Washington voters and taxpayers have been busy signing several initiative petitions that have been placed around the state.
Everything from the privatization of liquor sales to an income tax for high wage earners has been passed around for signatures.
Secretary of State Sam Reed and his office has been busy certifying petition signatures. Here is an update of what is happening with the initiatives.
•I-1100 – Liquor privatization measure (one of two initiatives) Over 395,000 signatures were turned in to the Secretary of State for qualification. Only 241,153 signatures were needed.
Signature checks were made by using a random sample method.
•I-1082 – The BIAW (Building Industry Association of Washington) backed proposal that would allow “three-way” workers’ compensation with the private insurance carriers offering coverage in competition with the state-run program.
I-1082 campaign turned in over 345,000 signatures and will receive a three percent random check on signatures.
* I-1053 - The Tim Eyman-sponsored measure would re-establish the two-thirds vote requirement for the state Legislature to raise taxes. It turned in about 330,000 signatures. Waiting for random check.
* I-1105 - The other liquor initiative, supported by wholesalers, would take the state out of the liquor retail business. Whereas I-1100 would let retailers buy liquor stock directly from manufacturers, I-1105 would require use of wholesalers. 359,000 signatures have been collected and state is working on sampling check.
* I-1107: It would repeal new taxes on certain candy, pop, and bottled water. Backed by the American Beverage Association, it brought in 395,000 signatures in only three weeks.
*I-1098 - Supported by Bill Gates Sr., would create a state income tax on high-wage earners and would reduce the state share of the property tax and lower the B&O tax on many businesses. 351,000 signatures were turned in.
While performing their random signature check, the Secretary of State’s Election Division found 20 petition sheets, all collected by the same gatherer, were problematic.
Last Thursday the Office of the Secretary of State formally requested the Washington State Patrol to look into apparent fraud by the petition-gatherer.
About 350 names, signatures and addresses are being investigated.

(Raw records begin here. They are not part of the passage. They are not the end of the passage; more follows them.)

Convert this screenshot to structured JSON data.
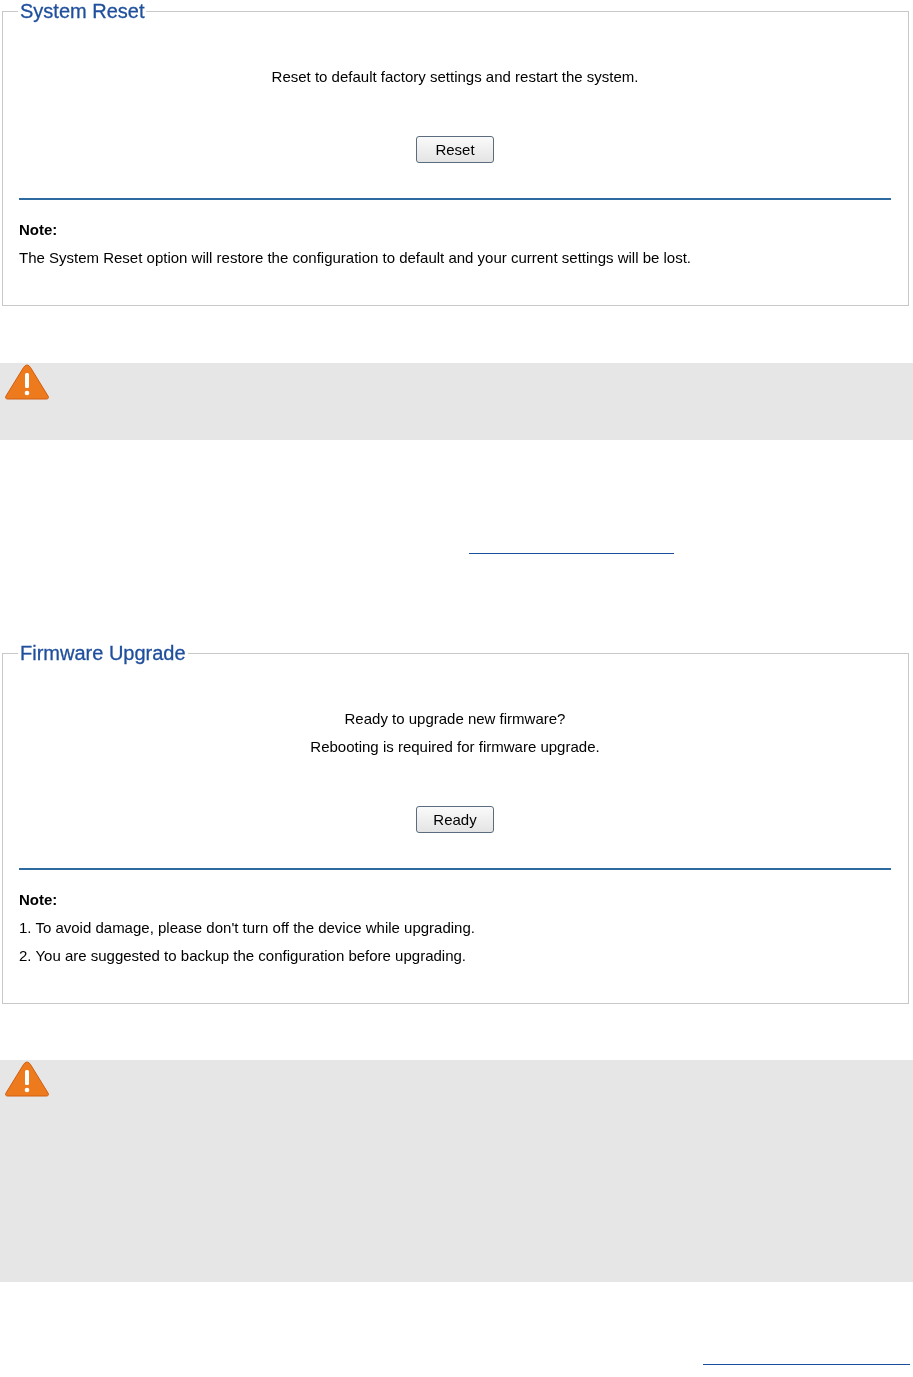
{
  "sections": [
    {
      "kind": "panel",
      "title": "System Reset",
      "messages": [
        "Reset to default factory settings and restart the system."
      ],
      "button": "Reset",
      "note_label": "Note:",
      "notes": [
        "The System Reset option will restore the configuration to default and your current settings will be lost."
      ]
    },
    {
      "kind": "warning"
    },
    {
      "kind": "rule"
    },
    {
      "kind": "panel",
      "title": "Firmware Upgrade",
      "messages": [
        "Ready to upgrade new firmware?",
        "Rebooting is required for firmware upgrade."
      ],
      "button": "Ready",
      "note_label": "Note:",
      "notes": [
        "1. To avoid damage, please don't turn off the device while upgrading.",
        "2. You are suggested to backup the configuration before upgrading."
      ]
    },
    {
      "kind": "warning"
    },
    {
      "kind": "rule"
    }
  ]
}
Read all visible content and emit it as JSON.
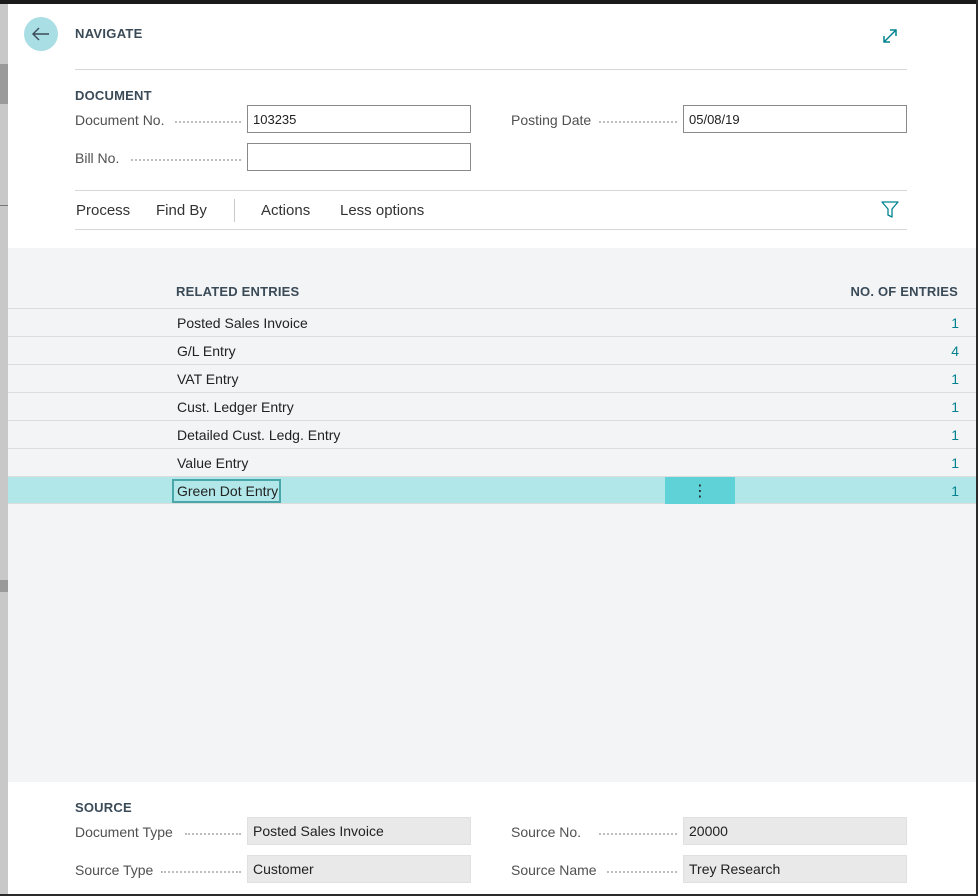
{
  "dialog": {
    "title": "NAVIGATE",
    "back_icon": "arrow-left-icon",
    "expand_icon": "expand-icon"
  },
  "document": {
    "section_title": "DOCUMENT",
    "document_no_label": "Document No.",
    "document_no_value": "103235",
    "posting_date_label": "Posting Date",
    "posting_date_value": "05/08/19",
    "bill_no_label": "Bill No.",
    "bill_no_value": ""
  },
  "actions": {
    "process": "Process",
    "find_by": "Find By",
    "actions": "Actions",
    "less_options": "Less options",
    "filter_icon": "filter-icon"
  },
  "grid": {
    "col_related": "RELATED ENTRIES",
    "col_count": "NO. OF ENTRIES",
    "rows": [
      {
        "name": "Posted Sales Invoice",
        "count": "1"
      },
      {
        "name": "G/L Entry",
        "count": "4"
      },
      {
        "name": "VAT Entry",
        "count": "1"
      },
      {
        "name": "Cust. Ledger Entry",
        "count": "1"
      },
      {
        "name": "Detailed Cust. Ledg. Entry",
        "count": "1"
      },
      {
        "name": "Value Entry",
        "count": "1"
      },
      {
        "name": "Green Dot Entry",
        "count": "1"
      }
    ],
    "row_menu": "⋮"
  },
  "source": {
    "section_title": "SOURCE",
    "document_type_label": "Document Type",
    "document_type_value": "Posted Sales Invoice",
    "source_no_label": "Source No.",
    "source_no_value": "20000",
    "source_type_label": "Source Type",
    "source_type_value": "Customer",
    "source_name_label": "Source Name",
    "source_name_value": "Trey Research"
  },
  "colors": {
    "accent": "#00838f",
    "selected_row": "#b2e7ea",
    "back_button": "#a8dee4"
  }
}
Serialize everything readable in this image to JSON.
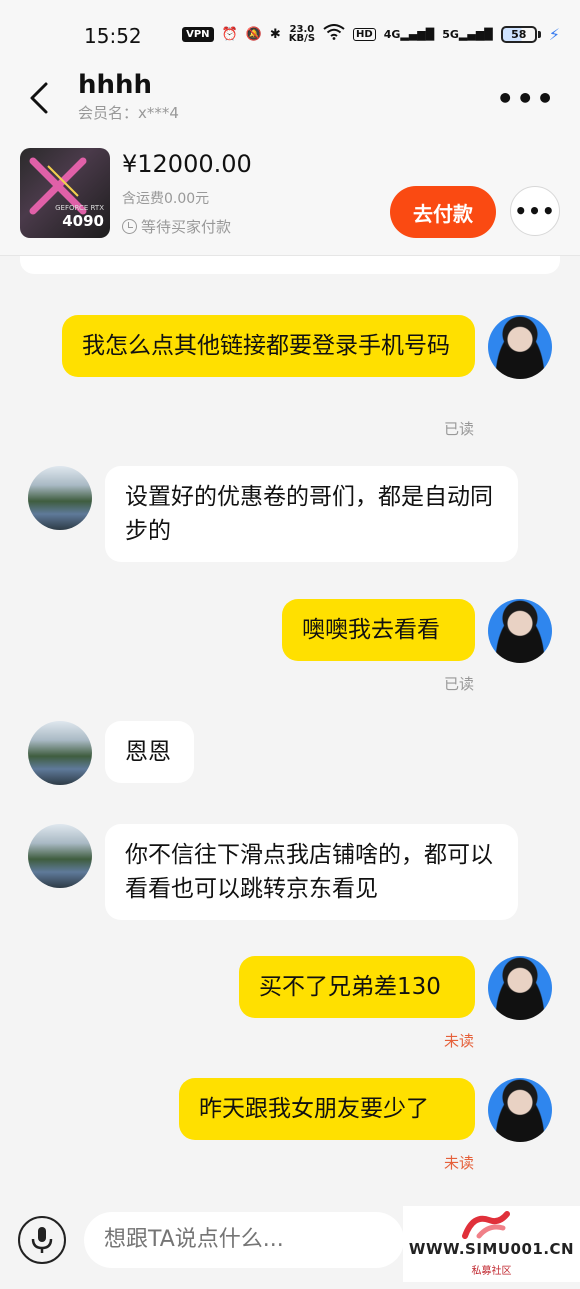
{
  "status_bar": {
    "time": "15:52",
    "vpn": "VPN",
    "net_speed_value": "23.0",
    "net_speed_unit": "KB/S",
    "hd": "HD",
    "signal_1": "4G",
    "signal_2": "5G",
    "battery": "58"
  },
  "header": {
    "title": "hhhh",
    "member_label": "会员名：x***4"
  },
  "product": {
    "price": "¥12000.00",
    "shipping": "含运费0.00元",
    "status": "等待买家付款",
    "pay_button": "去付款",
    "image_text": "4090",
    "image_sub": "GEFORCE RTX"
  },
  "messages": [
    {
      "side": "me",
      "text": "我怎么点其他链接都要登录手机号码",
      "receipt": "已读"
    },
    {
      "side": "them",
      "text": "设置好的优惠卷的哥们，都是自动同步的"
    },
    {
      "side": "me",
      "text": "噢噢我去看看",
      "receipt": "已读"
    },
    {
      "side": "them",
      "text": "恩恩"
    },
    {
      "side": "them",
      "text": "你不信往下滑点我店铺啥的，都可以看看也可以跳转京东看见"
    },
    {
      "side": "me",
      "text": "买不了兄弟差130",
      "receipt": "未读"
    },
    {
      "side": "me",
      "text": "昨天跟我女朋友要少了",
      "receipt": "未读"
    }
  ],
  "input": {
    "placeholder": "想跟TA说点什么..."
  },
  "watermark": {
    "site": "WWW.SIMU001.CN",
    "sub": "私募社区"
  },
  "colors": {
    "my_bubble": "#ffe000",
    "their_bubble": "#ffffff",
    "pay_button": "#fa4a12",
    "unread": "#e5603a"
  }
}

The gatherer signed the back of each of the questioned petitions.
Elections Director Nick Handy said, “the investigation is ongoing,” and that the Secretary of State’s Office has notified the Washington State Patrol, the state attorney general and local authorities. Handy on Thursday asked the patrol to investigate and make the “proper referral to the appropriate law enforcement authorities” as warranted.
County sheriffs and prosecutors typically have jurisdiction over felony criminal investigations. The patrol advises the Elections Division on signature-fraud detection techniques and gives instruction to state initiative signature-checkers.
Initiative signature fraud is a Class C felony punishable by prison time. “We intend to get to the bottom of this. We take our role of protecting the state’s initiative process very, very seriously. There are laws against fraud and we will vigorously pursue this situation,” Secretary of State Sam Reed said.
The Legislature has sent three other measures to the statewide ballot this fall: Referendum 52 would authorize bonds to finance construction and repair projects increasing energy efficiency in public schools and higher education buildings, and continue the sales tax on bottled water otherwise expiring in 2013.
House Joint Resolution 4220, known as the “Lakewood Police Officers Memorial Act,” would amend the state constitution on bail requirements for judges. Senate Joint Resolution 8225 would amend the state constitution relating to debt limits for the state.